Democrats are serious about making health care the centerpiece of their midterm election strategy. Every day brings new ads, press statements and other election-season positioning — from moderates and progressives alike — that slams Republicans over threats to the Affordable Care Act.

Why it matters: Democrats’ health care strategy is well-established, so every new example of it isn’t newsworthy. But it’s still worth stepping back to appreciate just how quickly Democrats have gone back on offense on health care, after so many years of seeing mainly Republican ads about the issue.

What they’re saying: Some red-state Democrats’ ads are focused on protections for people with pre-existing conditions, but don’t mention the ACA (or “Obamacare”) by name, the New York Times’ Margot Sanger-Katz notes.

  • Meanwhile, the Huffington Post’s Jonathan Cohn details how big a role the ACA’s Medicaid expansion is playing in Michigan’s gubernatorial race, along with governor’s races in Ohio and Nevada.

The other side: Republicans are also going back to the health care playbook, running against “Medicare for All” as they try to push back against Democrats’ attacks and rile up a base that seems complacent about the midterms.

  • At least so far, that effort doesn’t seem to be working as well as that of the Democrats. But I expect “Medicare for All” to be a bigger flashpoint — for both the left and the right — once we get into the 2020 cycle. (So, the minute the polls close on Nov. 6).

Go deeper

Ex-Theranos CEO describes alleged abuse by former boyfriend and company exec

Illustration: Aïda Amer/Axios

On her fourth day of trial testimony, ex-Theranos CEO Elizabeth Holmes described her 10-year romantic relationship with former president Ramesh "Sunny" Balwani as controlling, and said he would sometimes "force me to have sex with him when I didn’t want to."

Why it matters: While Balwani has also been similarly charged with fraud, the two are being tried separately, in part because some of Holmes' defense hinges on blaming him.

Amazon ordered to redo union vote in Alabama

Photo: Patrick Pleul/picture alliance via Getty Images

A U.S. National Labor Relations Board (NLRB) official on Monday called for a re-vote in a union election at an Amazon warehouse in Bessemer, Alabama.

Why it matters: The move could set the stage for another organizing drive at the e-commerce giant, which has, so far, fought off unionizing efforts in the U.S.

Pentagon to probe 2019 Syria strike after reports of dozens of civilian casualties

Secretary of Defense Lloyd Austin on Nov. 20. Photo: Mazen Mahdi/AFP via Getty Images

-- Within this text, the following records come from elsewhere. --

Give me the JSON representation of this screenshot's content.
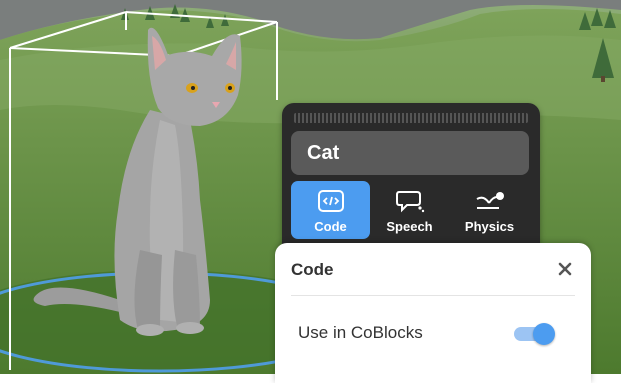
{
  "object": {
    "name": "Cat"
  },
  "tabs": [
    {
      "label": "Code",
      "icon": "code-icon",
      "active": true
    },
    {
      "label": "Speech",
      "icon": "speech-bubble-icon",
      "active": false
    },
    {
      "label": "Physics",
      "icon": "physics-icon",
      "active": false
    }
  ],
  "code_popup": {
    "title": "Code",
    "close_icon": "close-icon",
    "setting": {
      "label": "Use in CoBlocks",
      "enabled": true
    }
  },
  "colors": {
    "accent": "#4c9cf0",
    "panel_bg": "#2a2a2a",
    "name_field_bg": "#5a5a5a",
    "toggle_track": "#9cc4f3"
  }
}
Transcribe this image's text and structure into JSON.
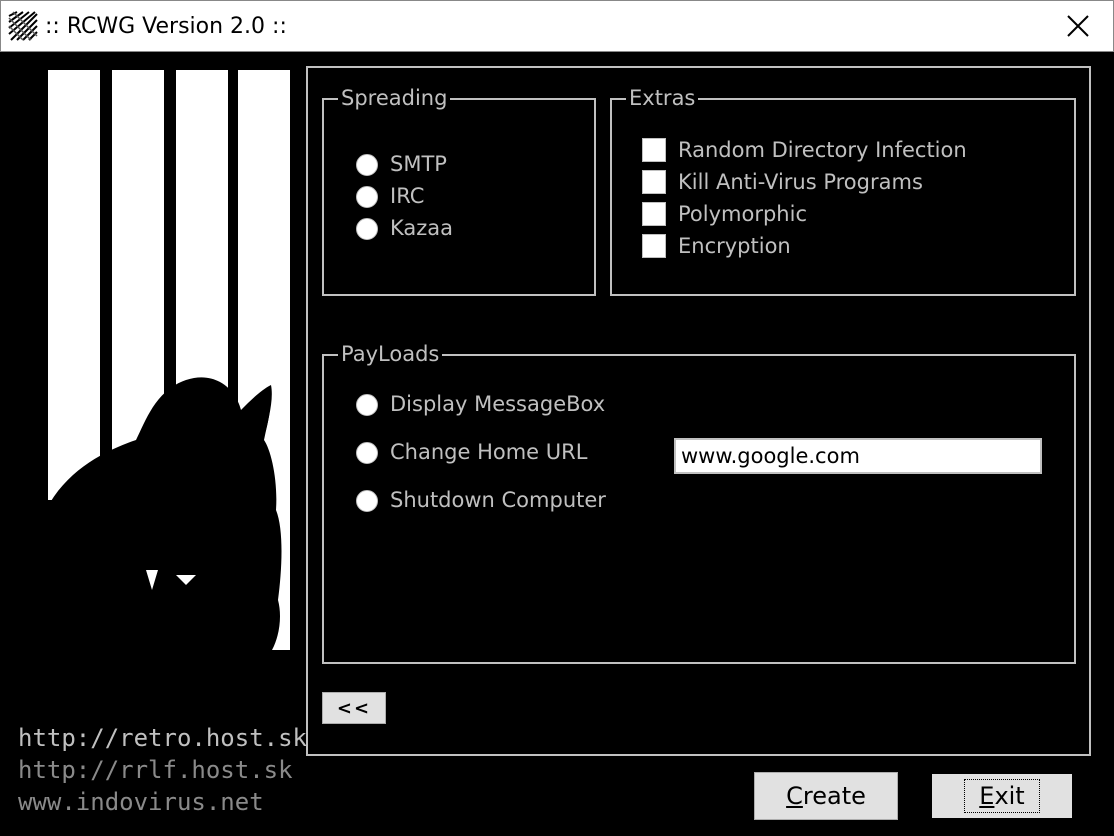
{
  "window": {
    "title": ":: RCWG Version 2.0 ::"
  },
  "spreading": {
    "legend": "Spreading",
    "options": [
      "SMTP",
      "IRC",
      "Kazaa"
    ]
  },
  "extras": {
    "legend": "Extras",
    "options": [
      "Random Directory Infection",
      "Kill Anti-Virus Programs",
      "Polymorphic",
      "Encryption"
    ]
  },
  "payloads": {
    "legend": "PayLoads",
    "options": [
      "Display MessageBox",
      "Change Home URL",
      "Shutdown Computer"
    ],
    "url_value": "www.google.com"
  },
  "links": [
    "http://retro.host.sk",
    "http://rrlf.host.sk",
    "www.indovirus.net"
  ],
  "buttons": {
    "back": "<<",
    "create_accel": "C",
    "create_rest": "reate",
    "exit_accel": "E",
    "exit_rest": "xit"
  },
  "colors": {
    "background": "#000000",
    "text": "#c0c0c0",
    "titlebar": "#ffffff"
  }
}
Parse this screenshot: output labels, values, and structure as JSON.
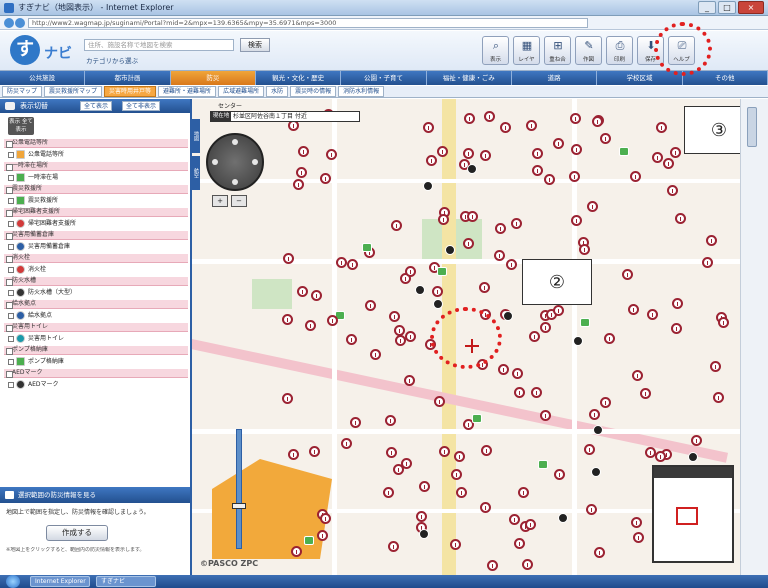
{
  "window": {
    "title": "すぎナビ（地図表示） - Internet Explorer",
    "url": "http://www2.wagmap.jp/suginami/Portal?mid=2&mpx=139.6365&mpy=35.6971&mps=3000"
  },
  "header": {
    "logo_mark": "す",
    "logo_sub": "ナビ",
    "search_placeholder": "住所、施設名称で地図を検索",
    "search_button": "検索",
    "search_option": "カテゴリから選ぶ",
    "tools": [
      {
        "glyph": "⌕",
        "label": "表示"
      },
      {
        "glyph": "▦",
        "label": "レイヤ"
      },
      {
        "glyph": "⊞",
        "label": "重ね合"
      },
      {
        "glyph": "✎",
        "label": "作図"
      },
      {
        "glyph": "⎙",
        "label": "印刷"
      },
      {
        "glyph": "⬇",
        "label": "保存"
      },
      {
        "glyph": "⎚",
        "label": "ヘルプ"
      }
    ]
  },
  "tabs": [
    "公共施設",
    "都市計画",
    "防災",
    "観光・文化・歴史",
    "公園・子育て",
    "福祉・健康・ごみ",
    "道路",
    "学校区域",
    "その他"
  ],
  "subtabs": [
    "防災マップ",
    "震災救援所マップ",
    "災害時用井戸等",
    "避難所・避難場所",
    "広域避難場所",
    "水防",
    "震災時の情報",
    "消防水利情報"
  ],
  "left_panel": {
    "head": "表示切替",
    "btn_all_show": "全て表示",
    "btn_all_hide": "全て非表示",
    "toggle_all": "表示 全て表示",
    "categories": [
      {
        "head": "公衆電話等所",
        "item": "公衆電話等所",
        "color": "#f0a53a"
      },
      {
        "head": "一時滞在場所",
        "item": "一時滞在場",
        "color": "#4caf50"
      },
      {
        "head": "震災救援所",
        "item": "震災救援所",
        "color": "#4caf50"
      },
      {
        "head": "帰宅困難者支援所",
        "item": "帰宅困難者支援所",
        "color": "#d23a3a"
      },
      {
        "head": "災害用備蓄倉庫",
        "item": "災害用備蓄倉庫",
        "color": "#2d5fa5"
      },
      {
        "head": "消火栓",
        "item": "消火栓",
        "color": "#d23a3a"
      },
      {
        "head": "防火水槽",
        "item": "防火水槽（大型）",
        "color": "#333333"
      },
      {
        "head": "給水拠点",
        "item": "給水拠点",
        "color": "#2d5fa5"
      },
      {
        "head": "災害用トイレ",
        "item": "災害用トイレ",
        "color": "#1b9aaa"
      },
      {
        "head": "ポンプ格納庫",
        "item": "ポンプ格納庫",
        "color": "#4caf50"
      },
      {
        "head": "AEDマーク",
        "item": "AEDマーク",
        "color": "#333333"
      }
    ],
    "bottom_head": "選択範囲の防災情報を見る",
    "bottom_text": "地図上で範囲を指定し、防災情報を確認しましょう。",
    "create_button": "作成する",
    "bottom_note": "※地図上をクリックすると、範囲内の防災情報を表示します。"
  },
  "map": {
    "center_label": "センター",
    "address_tag": "現在地",
    "address": "杉並区阿佐谷南１丁目 付近",
    "zoom_in": "+",
    "zoom_out": "−",
    "zoom_level_fraction": 0.35,
    "copyright": "©PASCO ZPC",
    "callout_2": "②",
    "callout_3": "③",
    "vtab_1": "地図",
    "vtab_2": "航空"
  },
  "taskbar": {
    "items": [
      "Internet Explorer",
      "すぎナビ"
    ]
  },
  "colors": {
    "primary": "#2d5fa5",
    "accent": "#f0a53a",
    "highlight_circle": "#e12020",
    "pin": "#9b2232"
  }
}
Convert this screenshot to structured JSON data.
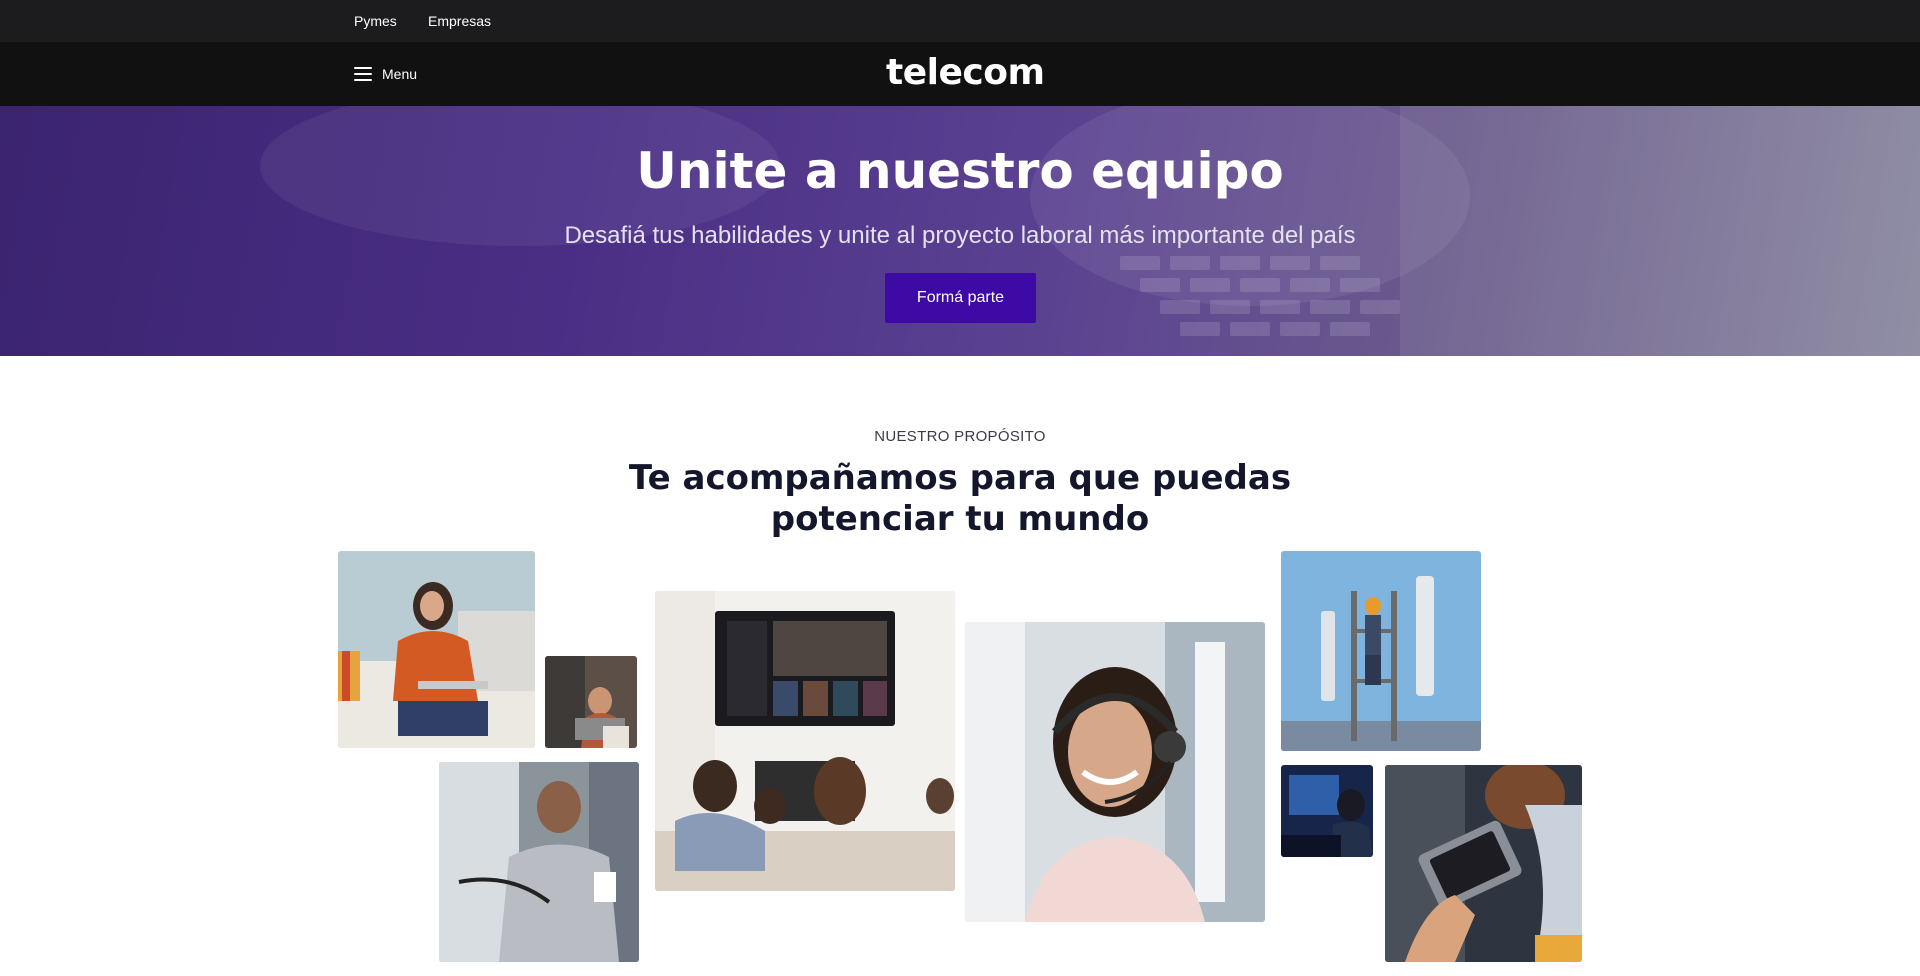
{
  "topbar": {
    "links": [
      "Pymes",
      "Empresas"
    ]
  },
  "header": {
    "menu_label": "Menu",
    "logo_text": "telecom",
    "menu_icon": "hamburger-icon"
  },
  "hero": {
    "title": "Unite a nuestro equipo",
    "subtitle": "Desafiá tus habilidades y unite al proyecto laboral más importante del país",
    "cta_label": "Formá parte"
  },
  "purpose": {
    "eyebrow": "NUESTRO PROPÓSITO",
    "title_line1": "Te acompañamos para que puedas",
    "title_line2": "potenciar tu mundo"
  },
  "photos": [
    {
      "name": "photo-woman-laptop-sofa"
    },
    {
      "name": "photo-child-video-call"
    },
    {
      "name": "photo-technician-fiber"
    },
    {
      "name": "photo-family-watching-tv"
    },
    {
      "name": "photo-call-center-agent"
    },
    {
      "name": "photo-antenna-worker"
    },
    {
      "name": "photo-gamer-monitor"
    },
    {
      "name": "photo-phone-streaming"
    }
  ],
  "colors": {
    "topbar": "#1c1c1e",
    "header": "#111111",
    "cta": "#3d0aa6",
    "hero": "#4a2e85",
    "title": "#14172b"
  }
}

Defense Secretary Lloyd Austin has ordered a new investigation into a 2019 U.S. airstrike that killed around 80 people, including dozens of women and children in Syria, the New York Times reports.

Why it matters: The move comes after the Times reported this month that the Pentagon attempted to keep the strike and casualties under wraps, failing to investigate the decision behind it even after questions were raised internally.